Page and application data records:
______________________________

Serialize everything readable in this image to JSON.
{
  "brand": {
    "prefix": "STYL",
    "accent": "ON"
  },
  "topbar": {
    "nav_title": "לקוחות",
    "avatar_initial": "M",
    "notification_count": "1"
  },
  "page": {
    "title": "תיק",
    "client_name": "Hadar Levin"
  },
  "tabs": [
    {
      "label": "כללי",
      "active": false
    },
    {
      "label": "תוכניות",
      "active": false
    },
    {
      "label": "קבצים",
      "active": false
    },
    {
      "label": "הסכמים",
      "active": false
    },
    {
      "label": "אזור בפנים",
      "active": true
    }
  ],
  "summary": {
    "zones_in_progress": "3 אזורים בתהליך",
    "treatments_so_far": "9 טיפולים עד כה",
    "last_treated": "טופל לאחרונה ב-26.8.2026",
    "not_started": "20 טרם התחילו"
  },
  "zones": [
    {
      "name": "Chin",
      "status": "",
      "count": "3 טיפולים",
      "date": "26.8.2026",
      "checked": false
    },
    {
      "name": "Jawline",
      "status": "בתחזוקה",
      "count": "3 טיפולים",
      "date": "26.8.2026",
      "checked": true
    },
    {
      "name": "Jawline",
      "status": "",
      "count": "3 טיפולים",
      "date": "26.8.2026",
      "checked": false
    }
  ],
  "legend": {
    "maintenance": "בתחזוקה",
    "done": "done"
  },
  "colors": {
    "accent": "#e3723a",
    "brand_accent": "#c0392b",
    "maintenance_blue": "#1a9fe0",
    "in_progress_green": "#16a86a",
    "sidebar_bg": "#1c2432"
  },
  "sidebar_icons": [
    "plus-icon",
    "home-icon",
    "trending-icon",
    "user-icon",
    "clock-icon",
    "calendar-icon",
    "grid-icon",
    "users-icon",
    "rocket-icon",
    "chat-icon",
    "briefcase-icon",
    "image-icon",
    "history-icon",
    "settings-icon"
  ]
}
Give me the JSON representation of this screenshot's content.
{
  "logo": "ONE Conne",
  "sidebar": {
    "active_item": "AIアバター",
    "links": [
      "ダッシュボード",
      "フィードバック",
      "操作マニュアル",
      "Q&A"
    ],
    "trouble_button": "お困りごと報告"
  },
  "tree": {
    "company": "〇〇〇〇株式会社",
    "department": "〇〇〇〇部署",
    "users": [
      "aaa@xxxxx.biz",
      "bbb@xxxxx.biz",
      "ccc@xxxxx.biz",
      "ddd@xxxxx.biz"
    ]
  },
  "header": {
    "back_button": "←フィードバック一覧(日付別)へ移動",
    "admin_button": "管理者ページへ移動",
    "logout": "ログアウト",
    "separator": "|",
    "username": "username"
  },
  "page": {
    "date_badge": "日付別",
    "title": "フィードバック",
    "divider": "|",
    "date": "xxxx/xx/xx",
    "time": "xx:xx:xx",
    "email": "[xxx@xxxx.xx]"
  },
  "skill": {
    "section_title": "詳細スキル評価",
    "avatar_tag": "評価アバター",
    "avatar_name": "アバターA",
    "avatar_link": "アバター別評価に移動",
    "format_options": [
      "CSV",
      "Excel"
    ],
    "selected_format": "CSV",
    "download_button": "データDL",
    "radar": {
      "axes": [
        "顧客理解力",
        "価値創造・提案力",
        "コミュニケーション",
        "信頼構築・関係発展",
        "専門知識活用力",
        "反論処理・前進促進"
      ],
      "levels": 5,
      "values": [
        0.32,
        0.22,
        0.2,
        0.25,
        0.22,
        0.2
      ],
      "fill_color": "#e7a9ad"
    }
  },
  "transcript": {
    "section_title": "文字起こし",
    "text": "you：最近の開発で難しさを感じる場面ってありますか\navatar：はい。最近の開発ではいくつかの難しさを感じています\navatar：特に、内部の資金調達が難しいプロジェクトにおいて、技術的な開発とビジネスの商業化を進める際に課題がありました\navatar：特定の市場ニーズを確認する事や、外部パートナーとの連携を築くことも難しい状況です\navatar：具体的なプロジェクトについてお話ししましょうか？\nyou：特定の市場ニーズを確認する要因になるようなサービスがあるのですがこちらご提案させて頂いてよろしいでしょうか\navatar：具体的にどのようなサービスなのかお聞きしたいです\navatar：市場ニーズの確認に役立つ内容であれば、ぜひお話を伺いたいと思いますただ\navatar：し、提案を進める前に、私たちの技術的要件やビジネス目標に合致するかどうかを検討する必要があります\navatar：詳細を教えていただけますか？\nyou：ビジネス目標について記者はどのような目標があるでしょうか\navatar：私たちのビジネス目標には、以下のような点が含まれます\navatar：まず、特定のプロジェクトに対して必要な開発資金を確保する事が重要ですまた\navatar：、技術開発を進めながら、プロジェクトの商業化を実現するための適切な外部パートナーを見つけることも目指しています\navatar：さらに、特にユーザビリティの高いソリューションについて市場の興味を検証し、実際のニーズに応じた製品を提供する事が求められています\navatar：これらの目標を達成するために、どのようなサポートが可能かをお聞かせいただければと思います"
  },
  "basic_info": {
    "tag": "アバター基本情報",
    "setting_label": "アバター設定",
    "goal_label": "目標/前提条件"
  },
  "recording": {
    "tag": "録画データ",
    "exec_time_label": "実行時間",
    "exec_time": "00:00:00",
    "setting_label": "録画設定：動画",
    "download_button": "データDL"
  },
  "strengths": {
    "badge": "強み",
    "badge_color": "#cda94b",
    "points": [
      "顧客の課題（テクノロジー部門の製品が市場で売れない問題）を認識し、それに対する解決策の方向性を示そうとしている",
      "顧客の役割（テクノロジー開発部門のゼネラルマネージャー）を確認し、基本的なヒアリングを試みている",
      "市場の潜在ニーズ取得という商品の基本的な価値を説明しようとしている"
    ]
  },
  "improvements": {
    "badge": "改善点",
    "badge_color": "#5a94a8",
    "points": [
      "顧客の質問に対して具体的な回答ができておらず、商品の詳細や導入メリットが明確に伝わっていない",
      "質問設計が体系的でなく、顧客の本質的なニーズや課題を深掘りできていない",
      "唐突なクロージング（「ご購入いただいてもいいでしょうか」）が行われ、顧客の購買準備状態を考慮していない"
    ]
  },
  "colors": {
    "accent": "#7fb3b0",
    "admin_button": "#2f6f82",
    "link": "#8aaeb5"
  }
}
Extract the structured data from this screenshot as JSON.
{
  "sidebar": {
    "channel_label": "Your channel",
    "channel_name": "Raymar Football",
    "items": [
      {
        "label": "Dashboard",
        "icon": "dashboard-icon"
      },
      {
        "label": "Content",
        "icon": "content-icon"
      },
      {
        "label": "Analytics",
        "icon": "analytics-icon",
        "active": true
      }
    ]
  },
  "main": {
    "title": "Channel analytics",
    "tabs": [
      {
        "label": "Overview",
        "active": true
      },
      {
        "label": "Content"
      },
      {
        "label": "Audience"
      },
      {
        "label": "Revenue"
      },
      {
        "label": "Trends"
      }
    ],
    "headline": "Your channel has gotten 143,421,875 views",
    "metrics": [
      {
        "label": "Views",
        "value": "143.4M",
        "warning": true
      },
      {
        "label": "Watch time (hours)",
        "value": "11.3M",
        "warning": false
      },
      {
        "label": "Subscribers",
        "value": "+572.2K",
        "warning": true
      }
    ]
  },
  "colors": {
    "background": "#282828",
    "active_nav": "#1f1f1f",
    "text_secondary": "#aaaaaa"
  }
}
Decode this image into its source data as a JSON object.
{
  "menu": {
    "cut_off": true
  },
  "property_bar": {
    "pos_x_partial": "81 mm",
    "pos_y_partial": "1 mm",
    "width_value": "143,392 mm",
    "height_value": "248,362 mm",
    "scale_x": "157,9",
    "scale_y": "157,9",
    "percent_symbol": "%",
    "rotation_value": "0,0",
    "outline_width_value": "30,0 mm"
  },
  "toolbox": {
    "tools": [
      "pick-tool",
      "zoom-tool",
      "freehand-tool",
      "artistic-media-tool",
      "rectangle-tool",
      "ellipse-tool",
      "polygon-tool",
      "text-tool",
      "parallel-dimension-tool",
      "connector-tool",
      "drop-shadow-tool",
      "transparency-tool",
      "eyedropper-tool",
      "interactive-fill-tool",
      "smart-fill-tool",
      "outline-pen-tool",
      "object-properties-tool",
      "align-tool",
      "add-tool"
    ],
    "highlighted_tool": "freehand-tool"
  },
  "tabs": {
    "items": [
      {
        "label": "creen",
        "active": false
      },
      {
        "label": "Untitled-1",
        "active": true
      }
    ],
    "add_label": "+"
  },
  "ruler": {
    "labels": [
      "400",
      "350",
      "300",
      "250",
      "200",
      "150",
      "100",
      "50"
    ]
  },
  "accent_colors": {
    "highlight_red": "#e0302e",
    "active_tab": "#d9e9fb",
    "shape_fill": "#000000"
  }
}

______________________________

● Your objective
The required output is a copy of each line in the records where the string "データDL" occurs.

● Task response
    "download_button": "データDL",
    "download_button": "データDL"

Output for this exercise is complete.